400 gray and harbour seals can be culled up until the end of 2014, which is a record number since the licensed hunt began in 2001.
The Swedish Environmental Protection Agency has also extended the coastal areas where seals can be shot and fishermen themselves can take part from their boats if they aquire the appropriate license.
The agency is acting on behalf of the Swedish fishing industry, which says the voracious seals devour fish caught in their nets as well as damage equipment.
Glenn Fridh, a 50-year-old fisherman in Blekinge, where seals can be shot for the first time this year, tells Radio Sweden that he has been forced to move into shallower coastal waters to avoid the seals, but they are even appearing there.
"For the past year, the seals have been coming between the islands, really close to the coast, so I don't know what is going to happen in the future," says Fridh.
Hunters have fallen short of reaching quota numbers in the past, but Fridh says it is not easy to shoot a seal.

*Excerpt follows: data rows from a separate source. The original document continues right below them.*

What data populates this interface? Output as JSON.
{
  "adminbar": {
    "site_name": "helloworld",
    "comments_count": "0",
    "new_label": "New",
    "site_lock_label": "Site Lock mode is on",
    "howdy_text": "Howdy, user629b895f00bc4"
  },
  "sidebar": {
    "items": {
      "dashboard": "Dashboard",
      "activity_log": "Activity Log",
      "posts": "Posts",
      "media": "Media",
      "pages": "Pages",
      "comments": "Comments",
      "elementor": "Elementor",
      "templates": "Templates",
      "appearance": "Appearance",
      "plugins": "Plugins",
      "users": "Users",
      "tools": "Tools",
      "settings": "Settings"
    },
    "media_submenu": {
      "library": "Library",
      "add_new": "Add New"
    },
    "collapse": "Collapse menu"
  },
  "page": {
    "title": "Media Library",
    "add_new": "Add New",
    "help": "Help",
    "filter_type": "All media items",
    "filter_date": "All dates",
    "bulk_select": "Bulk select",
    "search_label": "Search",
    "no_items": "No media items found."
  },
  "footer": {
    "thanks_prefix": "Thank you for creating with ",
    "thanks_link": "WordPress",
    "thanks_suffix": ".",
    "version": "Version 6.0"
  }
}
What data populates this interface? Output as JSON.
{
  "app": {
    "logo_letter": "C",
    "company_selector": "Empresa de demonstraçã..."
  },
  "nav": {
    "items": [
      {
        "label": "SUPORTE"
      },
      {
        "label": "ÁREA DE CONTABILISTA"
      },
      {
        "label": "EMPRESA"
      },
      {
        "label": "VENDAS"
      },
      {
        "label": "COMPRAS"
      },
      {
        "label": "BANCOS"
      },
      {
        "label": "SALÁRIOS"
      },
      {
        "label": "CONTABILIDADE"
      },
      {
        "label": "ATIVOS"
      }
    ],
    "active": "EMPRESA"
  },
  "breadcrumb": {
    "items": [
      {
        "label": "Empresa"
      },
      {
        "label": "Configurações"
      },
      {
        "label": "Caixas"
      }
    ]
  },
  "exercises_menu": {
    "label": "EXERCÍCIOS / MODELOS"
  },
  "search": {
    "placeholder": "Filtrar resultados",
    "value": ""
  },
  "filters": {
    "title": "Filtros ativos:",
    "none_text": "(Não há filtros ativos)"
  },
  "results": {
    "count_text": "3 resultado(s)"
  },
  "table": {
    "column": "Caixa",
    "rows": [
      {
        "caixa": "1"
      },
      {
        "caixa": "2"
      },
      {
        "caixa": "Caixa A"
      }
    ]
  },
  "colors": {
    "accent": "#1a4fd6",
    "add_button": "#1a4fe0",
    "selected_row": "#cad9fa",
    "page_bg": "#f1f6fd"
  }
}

"They are a big problem because when you are out at sea, the wind makes the sea go up and down so you never see the seals. You just see later that they have been there with pieces of fish left in the nets," Fridh tells Radio Sweden.